Copy every line from the records below that carries the word "JSON".
== Provided records ==
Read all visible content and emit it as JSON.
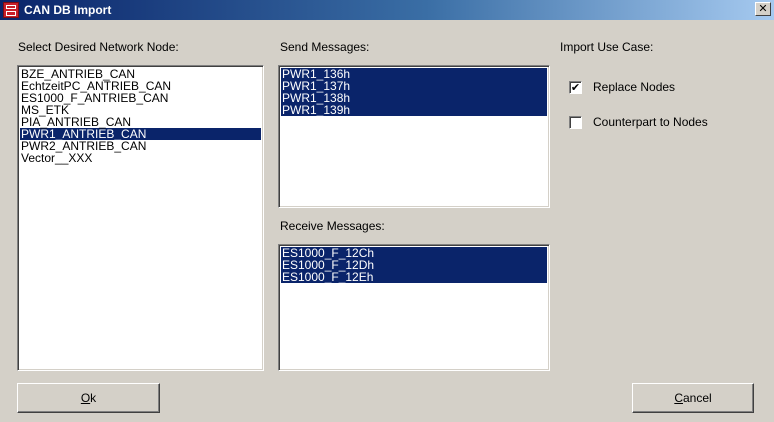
{
  "window": {
    "title": "CAN DB Import",
    "close_glyph": "✕"
  },
  "node_panel": {
    "label": "Select Desired Network Node:",
    "items": [
      {
        "text": "BZE_ANTRIEB_CAN",
        "selected": false
      },
      {
        "text": "EchtzeitPC_ANTRIEB_CAN",
        "selected": false
      },
      {
        "text": "ES1000_F_ANTRIEB_CAN",
        "selected": false
      },
      {
        "text": "MS_ETK",
        "selected": false
      },
      {
        "text": "PIA_ANTRIEB_CAN",
        "selected": false
      },
      {
        "text": "PWR1_ANTRIEB_CAN",
        "selected": true
      },
      {
        "text": "PWR2_ANTRIEB_CAN",
        "selected": false
      },
      {
        "text": "Vector__XXX",
        "selected": false
      }
    ]
  },
  "send_panel": {
    "label": "Send Messages:",
    "items": [
      {
        "text": "PWR1_136h",
        "selected": true
      },
      {
        "text": "PWR1_137h",
        "selected": true
      },
      {
        "text": "PWR1_138h",
        "selected": true
      },
      {
        "text": "PWR1_139h",
        "selected": true
      }
    ]
  },
  "receive_panel": {
    "label": "Receive Messages:",
    "items": [
      {
        "text": "ES1000_F_12Ch",
        "selected": true
      },
      {
        "text": "ES1000_F_12Dh",
        "selected": true
      },
      {
        "text": "ES1000_F_12Eh",
        "selected": true
      }
    ]
  },
  "use_case": {
    "label": "Import Use Case:",
    "replace_nodes": {
      "label": "Replace Nodes",
      "checked": true,
      "check_glyph": "✔"
    },
    "counterpart_nodes": {
      "label": "Counterpart to Nodes",
      "checked": false
    }
  },
  "buttons": {
    "ok": {
      "mnemonic": "O",
      "rest": "k"
    },
    "cancel": {
      "mnemonic": "C",
      "rest": "ancel"
    }
  },
  "colors": {
    "selection_bg": "#0a246a",
    "dialog_bg": "#d4d0c8"
  }
}
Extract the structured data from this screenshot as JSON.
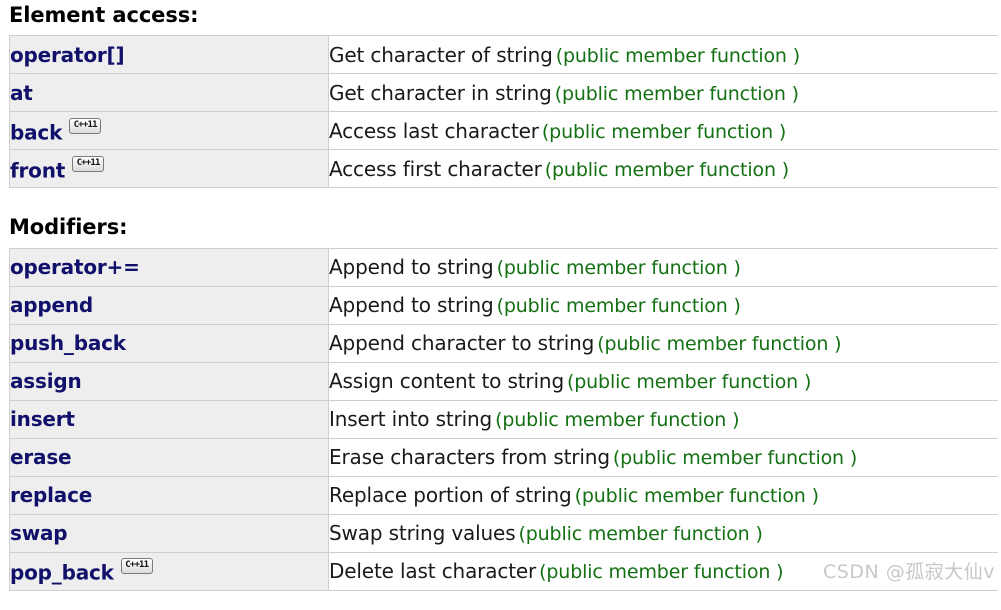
{
  "sections": [
    {
      "heading": "Element access",
      "heading_colon": ":",
      "rows": [
        {
          "name": "operator[]",
          "badge": "",
          "desc": "Get character of string",
          "note": "(public member function )"
        },
        {
          "name": "at",
          "badge": "",
          "desc": "Get character in string",
          "note": "(public member function )"
        },
        {
          "name": "back",
          "badge": "C++11",
          "desc": "Access last character",
          "note": "(public member function )"
        },
        {
          "name": "front",
          "badge": "C++11",
          "desc": "Access first character",
          "note": "(public member function )"
        }
      ]
    },
    {
      "heading": "Modifiers",
      "heading_colon": ":",
      "rows": [
        {
          "name": "operator+=",
          "badge": "",
          "desc": "Append to string",
          "note": "(public member function )"
        },
        {
          "name": "append",
          "badge": "",
          "desc": "Append to string",
          "note": "(public member function )"
        },
        {
          "name": "push_back",
          "badge": "",
          "desc": "Append character to string",
          "note": "(public member function )"
        },
        {
          "name": "assign",
          "badge": "",
          "desc": "Assign content to string",
          "note": "(public member function )"
        },
        {
          "name": "insert",
          "badge": "",
          "desc": "Insert into string",
          "note": "(public member function )"
        },
        {
          "name": "erase",
          "badge": "",
          "desc": "Erase characters from string",
          "note": "(public member function )"
        },
        {
          "name": "replace",
          "badge": "",
          "desc": "Replace portion of string",
          "note": "(public member function )"
        },
        {
          "name": "swap",
          "badge": "",
          "desc": "Swap string values",
          "note": "(public member function )"
        },
        {
          "name": "pop_back",
          "badge": "C++11",
          "desc": "Delete last character",
          "note": "(public member function )"
        }
      ]
    }
  ],
  "watermark": "CSDN @孤寂大仙v",
  "colors": {
    "member_link": "#11116b",
    "note_green": "#137013",
    "name_cell_bg": "#eeeeee",
    "border": "#cfcfcf",
    "watermark": "#c8c8c8"
  }
}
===
**Final answer:**
Read all visible content and emit it as JSON.
Extract the structured data from this screenshot as JSON.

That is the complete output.